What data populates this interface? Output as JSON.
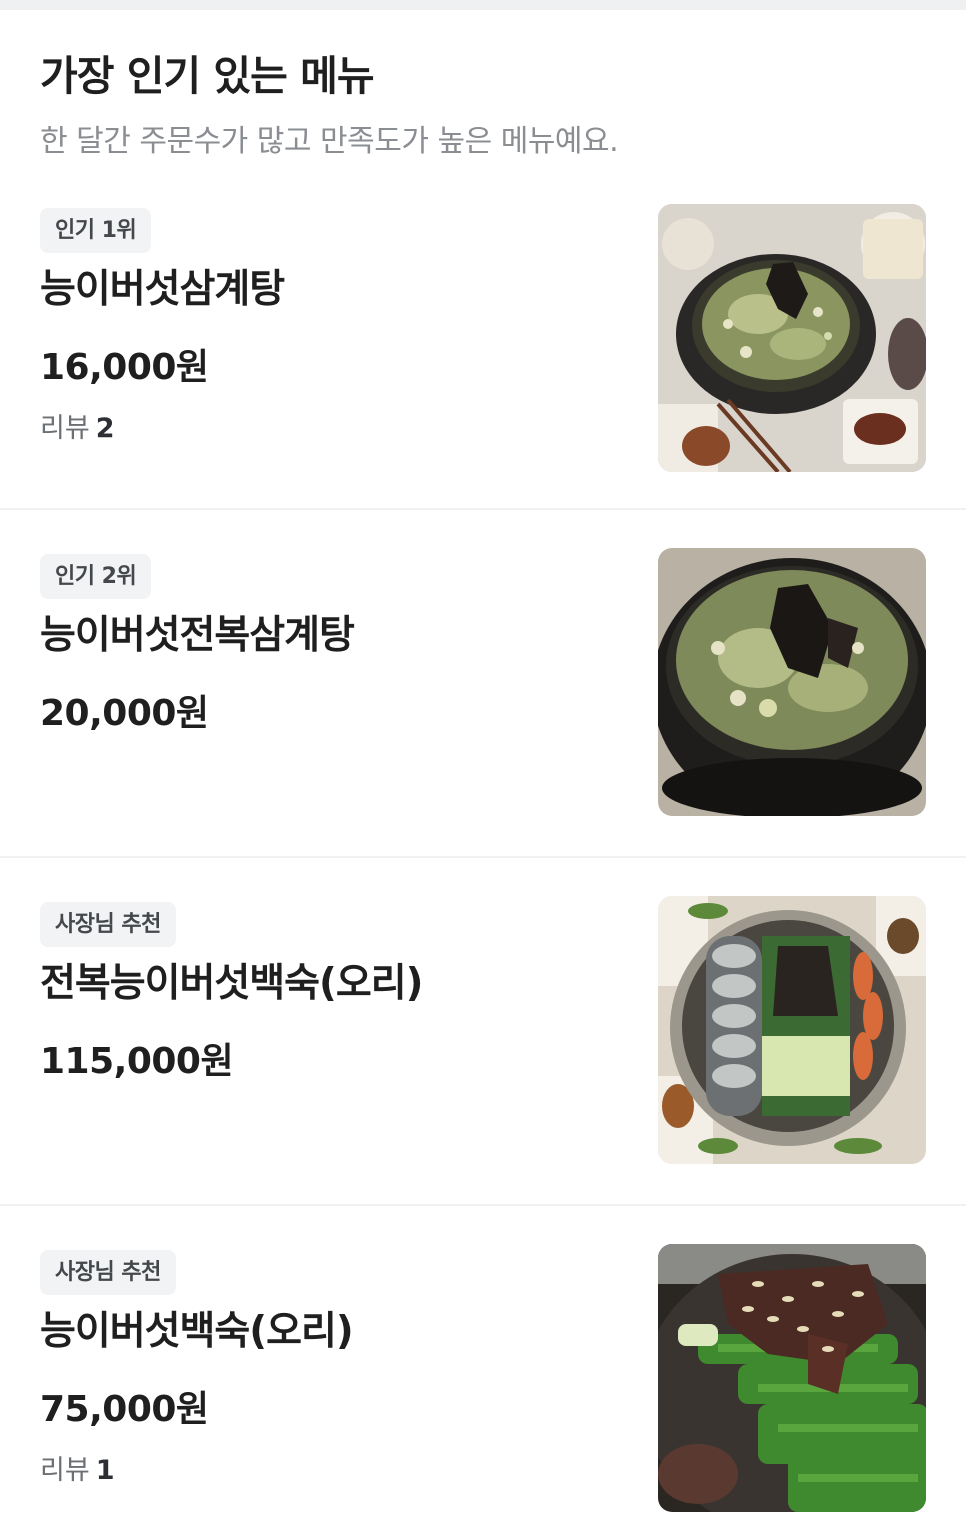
{
  "section": {
    "title": "가장 인기 있는 메뉴",
    "subtitle": "한 달간 주문수가 많고 만족도가 높은 메뉴예요."
  },
  "menu_items": [
    {
      "badge": "인기 1위",
      "name": "능이버섯삼계탕",
      "price": "16,000원",
      "review_label": "리뷰",
      "review_count": "2",
      "image_icon": "samgyetang-photo"
    },
    {
      "badge": "인기 2위",
      "name": "능이버섯전복삼계탕",
      "price": "20,000원",
      "image_icon": "abalone-samgyetang-photo"
    },
    {
      "badge": "사장님 추천",
      "name": "전복능이버섯백숙(오리)",
      "price": "115,000원",
      "image_icon": "abalone-duck-baeksuk-photo"
    },
    {
      "badge": "사장님 추천",
      "name": "능이버섯백숙(오리)",
      "price": "75,000원",
      "review_label": "리뷰",
      "review_count": "1",
      "image_icon": "duck-baeksuk-photo"
    }
  ],
  "colors": {
    "title": "#1f1f1f",
    "subtitle": "#8a8d91",
    "badge_bg": "#f2f3f5",
    "divider": "#f0f1f3"
  }
}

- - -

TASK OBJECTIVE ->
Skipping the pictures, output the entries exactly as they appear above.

RESULT FOR THIS TASK ->
What data populates this interface? Output as JSON.
{
  "section": {
    "title": "가장 인기 있는 메뉴",
    "subtitle": "한 달간 주문수가 많고 만족도가 높은 메뉴예요."
  },
  "menu_items": [
    {
      "badge": "인기 1위",
      "name": "능이버섯삼계탕",
      "price": "16,000원",
      "review_label": "리뷰",
      "review_count": "2",
      "image_icon": "samgyetang-photo"
    },
    {
      "badge": "인기 2위",
      "name": "능이버섯전복삼계탕",
      "price": "20,000원",
      "image_icon": "abalone-samgyetang-photo"
    },
    {
      "badge": "사장님 추천",
      "name": "전복능이버섯백숙(오리)",
      "price": "115,000원",
      "image_icon": "abalone-duck-baeksuk-photo"
    },
    {
      "badge": "사장님 추천",
      "name": "능이버섯백숙(오리)",
      "price": "75,000원",
      "review_label": "리뷰",
      "review_count": "1",
      "image_icon": "duck-baeksuk-photo"
    }
  ],
  "colors": {
    "title": "#1f1f1f",
    "subtitle": "#8a8d91",
    "badge_bg": "#f2f3f5",
    "divider": "#f0f1f3"
  }
}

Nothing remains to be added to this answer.